And always, a reminder that we were in the high desert.
That’s the prayer wheel. Spinning, spinning, spinning…..
Every step we took was on a work of art.
And when we looked up, we couldn’t miss red rocks, ever.
Closer, the rocks sometimes looked like little cities, little buildings, and some had names to match.
Every rock was a visual orgasm. Ohhhhh….!
Our guide told us that twisted juniper trees signify the location of powerful vortexes.
A closer look. Ignore the golf course. We did.
Because this is really what it’s all about.
Walt Disney had a place in Sedona and often brought Disney execs there for inspirational retreats. Some say the idea for Mickey Mouse ears was born here.
This sculpture is called Salmon Dreams. The bear was my father’s totem and I never miss an opportunity to photograph one. Or a depiction of one. This was at a shopping place called Tlaquepaque that had galleries, shops, restaurants. We had lunch there but I wasn’t interested in paying Sedona prices for the beautiful jewelry or clothes and I don’t feel like I missed out by declining.
Oak Creek shows itself everywhere and this ivy is also everywhere. Ahhh…peaceful.
I fell in love with this piece.
Orchid is the color of the year and this shop reminded us with an adorable dress. You’ve got to love the combination of commerce and religion.
We found a fantastic sandwich and salad place. Five stars.

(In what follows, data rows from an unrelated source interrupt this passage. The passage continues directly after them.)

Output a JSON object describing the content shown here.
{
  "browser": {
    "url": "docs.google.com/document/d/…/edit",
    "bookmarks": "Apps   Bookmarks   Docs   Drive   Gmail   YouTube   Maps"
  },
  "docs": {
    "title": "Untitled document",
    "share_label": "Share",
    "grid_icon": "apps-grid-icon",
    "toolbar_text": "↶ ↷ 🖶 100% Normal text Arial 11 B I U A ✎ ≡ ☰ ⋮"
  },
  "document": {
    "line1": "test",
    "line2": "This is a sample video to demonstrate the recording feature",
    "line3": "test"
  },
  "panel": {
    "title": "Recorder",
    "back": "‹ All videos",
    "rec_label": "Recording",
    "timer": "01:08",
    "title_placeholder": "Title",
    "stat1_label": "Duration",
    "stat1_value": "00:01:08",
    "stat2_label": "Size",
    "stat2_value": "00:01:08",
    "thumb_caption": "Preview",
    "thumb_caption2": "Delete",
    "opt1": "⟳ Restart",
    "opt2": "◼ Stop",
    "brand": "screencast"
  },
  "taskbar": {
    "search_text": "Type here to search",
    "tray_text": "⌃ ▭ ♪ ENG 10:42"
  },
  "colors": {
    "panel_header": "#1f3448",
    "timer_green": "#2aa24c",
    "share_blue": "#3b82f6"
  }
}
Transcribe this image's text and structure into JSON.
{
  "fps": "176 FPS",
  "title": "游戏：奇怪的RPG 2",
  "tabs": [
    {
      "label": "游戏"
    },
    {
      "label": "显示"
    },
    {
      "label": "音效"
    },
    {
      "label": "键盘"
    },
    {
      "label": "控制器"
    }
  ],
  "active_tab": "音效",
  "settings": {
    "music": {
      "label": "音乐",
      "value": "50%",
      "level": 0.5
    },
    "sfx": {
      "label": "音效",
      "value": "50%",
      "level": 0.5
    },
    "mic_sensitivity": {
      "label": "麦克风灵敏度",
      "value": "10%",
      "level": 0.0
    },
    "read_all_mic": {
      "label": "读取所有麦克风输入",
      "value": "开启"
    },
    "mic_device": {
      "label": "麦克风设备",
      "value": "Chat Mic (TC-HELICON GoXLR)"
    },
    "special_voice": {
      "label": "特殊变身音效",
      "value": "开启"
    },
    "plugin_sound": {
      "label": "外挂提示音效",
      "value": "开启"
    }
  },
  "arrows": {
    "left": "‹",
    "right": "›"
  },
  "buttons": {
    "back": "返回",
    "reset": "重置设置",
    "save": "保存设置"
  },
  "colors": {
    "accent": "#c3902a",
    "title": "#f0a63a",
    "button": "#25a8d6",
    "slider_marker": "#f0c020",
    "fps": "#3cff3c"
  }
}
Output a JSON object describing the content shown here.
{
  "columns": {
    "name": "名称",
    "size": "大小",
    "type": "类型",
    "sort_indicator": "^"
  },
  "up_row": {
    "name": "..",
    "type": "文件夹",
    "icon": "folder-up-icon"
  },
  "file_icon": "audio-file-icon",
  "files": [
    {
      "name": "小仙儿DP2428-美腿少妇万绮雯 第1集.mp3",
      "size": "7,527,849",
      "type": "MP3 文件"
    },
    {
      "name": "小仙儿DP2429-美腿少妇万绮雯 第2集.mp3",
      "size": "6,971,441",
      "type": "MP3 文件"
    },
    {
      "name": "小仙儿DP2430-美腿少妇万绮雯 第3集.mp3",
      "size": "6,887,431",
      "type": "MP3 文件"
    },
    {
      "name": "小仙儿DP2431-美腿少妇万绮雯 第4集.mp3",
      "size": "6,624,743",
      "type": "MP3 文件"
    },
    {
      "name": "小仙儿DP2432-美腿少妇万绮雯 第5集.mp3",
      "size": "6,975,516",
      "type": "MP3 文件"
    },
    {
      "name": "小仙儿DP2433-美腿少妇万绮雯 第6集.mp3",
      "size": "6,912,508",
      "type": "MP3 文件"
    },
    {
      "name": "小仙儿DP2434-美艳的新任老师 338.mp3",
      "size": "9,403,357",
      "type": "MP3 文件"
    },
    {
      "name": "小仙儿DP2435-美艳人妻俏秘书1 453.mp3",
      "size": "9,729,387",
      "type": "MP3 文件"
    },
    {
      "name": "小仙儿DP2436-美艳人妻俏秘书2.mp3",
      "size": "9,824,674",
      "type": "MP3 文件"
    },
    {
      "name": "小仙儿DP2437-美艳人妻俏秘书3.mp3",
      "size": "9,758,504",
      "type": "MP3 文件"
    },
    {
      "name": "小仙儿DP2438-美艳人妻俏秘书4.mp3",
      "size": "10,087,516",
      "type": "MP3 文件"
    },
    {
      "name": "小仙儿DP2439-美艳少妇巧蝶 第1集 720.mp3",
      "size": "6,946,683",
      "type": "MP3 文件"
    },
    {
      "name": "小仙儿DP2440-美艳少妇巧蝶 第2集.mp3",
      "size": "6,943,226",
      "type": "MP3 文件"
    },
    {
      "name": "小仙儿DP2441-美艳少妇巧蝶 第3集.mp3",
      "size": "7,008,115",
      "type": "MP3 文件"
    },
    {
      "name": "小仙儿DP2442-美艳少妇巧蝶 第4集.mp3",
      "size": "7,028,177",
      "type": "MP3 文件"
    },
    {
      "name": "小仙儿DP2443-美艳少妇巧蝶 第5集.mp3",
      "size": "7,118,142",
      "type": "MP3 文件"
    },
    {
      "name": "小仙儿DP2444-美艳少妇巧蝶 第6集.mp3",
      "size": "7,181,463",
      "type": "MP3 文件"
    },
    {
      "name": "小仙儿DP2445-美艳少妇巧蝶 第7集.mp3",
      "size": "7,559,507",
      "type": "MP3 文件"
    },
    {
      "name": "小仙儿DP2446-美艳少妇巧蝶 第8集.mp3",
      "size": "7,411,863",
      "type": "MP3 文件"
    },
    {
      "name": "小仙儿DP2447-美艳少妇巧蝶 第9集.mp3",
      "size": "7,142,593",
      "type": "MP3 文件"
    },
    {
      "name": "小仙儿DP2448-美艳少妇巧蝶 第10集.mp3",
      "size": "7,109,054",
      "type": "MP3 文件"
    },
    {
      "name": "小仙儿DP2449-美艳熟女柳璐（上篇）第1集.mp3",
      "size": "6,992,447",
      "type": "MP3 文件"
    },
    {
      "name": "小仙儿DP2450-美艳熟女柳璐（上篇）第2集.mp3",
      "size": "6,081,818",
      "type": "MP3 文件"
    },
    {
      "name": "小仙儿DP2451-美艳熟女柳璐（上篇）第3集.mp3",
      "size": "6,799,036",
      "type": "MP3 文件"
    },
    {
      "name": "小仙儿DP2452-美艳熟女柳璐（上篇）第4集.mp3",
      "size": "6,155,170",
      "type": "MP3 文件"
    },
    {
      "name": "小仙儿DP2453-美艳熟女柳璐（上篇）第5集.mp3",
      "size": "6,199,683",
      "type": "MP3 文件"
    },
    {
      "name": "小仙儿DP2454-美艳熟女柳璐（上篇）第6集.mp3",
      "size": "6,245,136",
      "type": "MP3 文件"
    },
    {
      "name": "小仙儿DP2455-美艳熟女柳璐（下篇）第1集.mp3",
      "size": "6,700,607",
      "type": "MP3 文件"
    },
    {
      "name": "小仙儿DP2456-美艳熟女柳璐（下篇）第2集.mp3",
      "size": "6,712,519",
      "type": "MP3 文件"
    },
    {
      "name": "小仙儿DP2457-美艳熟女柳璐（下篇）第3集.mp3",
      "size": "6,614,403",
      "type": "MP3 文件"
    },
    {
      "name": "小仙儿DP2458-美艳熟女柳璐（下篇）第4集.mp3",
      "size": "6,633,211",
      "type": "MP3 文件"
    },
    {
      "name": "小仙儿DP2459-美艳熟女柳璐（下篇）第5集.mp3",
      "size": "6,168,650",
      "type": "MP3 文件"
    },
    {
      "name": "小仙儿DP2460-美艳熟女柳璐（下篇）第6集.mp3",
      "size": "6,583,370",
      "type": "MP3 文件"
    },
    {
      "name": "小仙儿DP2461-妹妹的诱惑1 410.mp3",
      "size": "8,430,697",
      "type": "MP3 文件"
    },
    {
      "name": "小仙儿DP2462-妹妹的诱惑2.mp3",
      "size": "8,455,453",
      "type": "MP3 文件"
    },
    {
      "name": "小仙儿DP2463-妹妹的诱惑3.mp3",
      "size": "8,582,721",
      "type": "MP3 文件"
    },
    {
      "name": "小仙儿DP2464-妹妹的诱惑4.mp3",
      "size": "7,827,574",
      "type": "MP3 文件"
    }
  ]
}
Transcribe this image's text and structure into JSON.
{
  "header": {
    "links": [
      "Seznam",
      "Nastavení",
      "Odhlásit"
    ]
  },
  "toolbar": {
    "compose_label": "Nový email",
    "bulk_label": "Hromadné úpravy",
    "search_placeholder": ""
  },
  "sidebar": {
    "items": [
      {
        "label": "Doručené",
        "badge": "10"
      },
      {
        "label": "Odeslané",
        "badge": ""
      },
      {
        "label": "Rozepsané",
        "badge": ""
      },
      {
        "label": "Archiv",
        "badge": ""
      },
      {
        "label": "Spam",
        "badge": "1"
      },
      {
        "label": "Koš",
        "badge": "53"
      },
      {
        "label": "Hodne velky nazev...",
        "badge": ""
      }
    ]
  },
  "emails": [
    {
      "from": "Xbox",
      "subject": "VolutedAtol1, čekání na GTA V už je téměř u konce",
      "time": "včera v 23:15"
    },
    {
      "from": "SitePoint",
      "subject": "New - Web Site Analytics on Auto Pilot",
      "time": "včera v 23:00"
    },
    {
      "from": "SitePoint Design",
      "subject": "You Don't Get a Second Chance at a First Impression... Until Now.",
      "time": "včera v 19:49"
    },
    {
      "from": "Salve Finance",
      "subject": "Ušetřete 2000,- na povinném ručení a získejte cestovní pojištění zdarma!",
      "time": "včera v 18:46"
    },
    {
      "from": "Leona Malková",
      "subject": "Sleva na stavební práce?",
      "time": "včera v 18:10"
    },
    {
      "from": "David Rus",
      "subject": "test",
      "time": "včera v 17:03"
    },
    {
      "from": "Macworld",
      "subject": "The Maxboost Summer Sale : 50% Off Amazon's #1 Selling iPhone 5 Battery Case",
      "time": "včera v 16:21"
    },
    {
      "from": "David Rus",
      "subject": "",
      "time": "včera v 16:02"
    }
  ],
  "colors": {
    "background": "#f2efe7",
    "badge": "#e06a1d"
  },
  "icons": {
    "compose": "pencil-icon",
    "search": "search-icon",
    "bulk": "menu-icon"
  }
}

But we also ate at L’Auberge de Sedona where I had the best filet mignon I’ve ever had. This was a dessert we shared. It didn’t stay whole long enough for me to get a shot of it intact.
Cheese and a 20-year-old port for dessert rounded off dinner another night. Have I told you how lucky I am to be married to such a cool guy? I probably have, but let me tell you again. I have a very cool husband.
This is the moon, but we saw Mars and so many, many stars and constellations.
And then we went stargazing. Our hotel had an astronomer over to show us the night sky through elaborate telescopes and powerful binoculars. He was very knowledgeable. And super-looney tunes. It was so much fun!
I have a story about this fossil that I’ll tell another day.
Found these at one of the trail parking lots. They’re painted. Interesting little idea.
Are you tired of red rocks yet?
Not quite as red.
And did you want to hear what Oak Creek sounds like?
Close your eyes, breathe in….and out….ahhhh…..
That’s it for today. Did you love it? Talk to me. I did last week’s Sedona gift giveaway already, but I’ll do another today. Here’s how it will work:
Please share on Facebook, Twitter, G+ or other social sites, then leave me a comment letting me know what you did. One entry for every share. I’ll mail you off a cute little something if you win.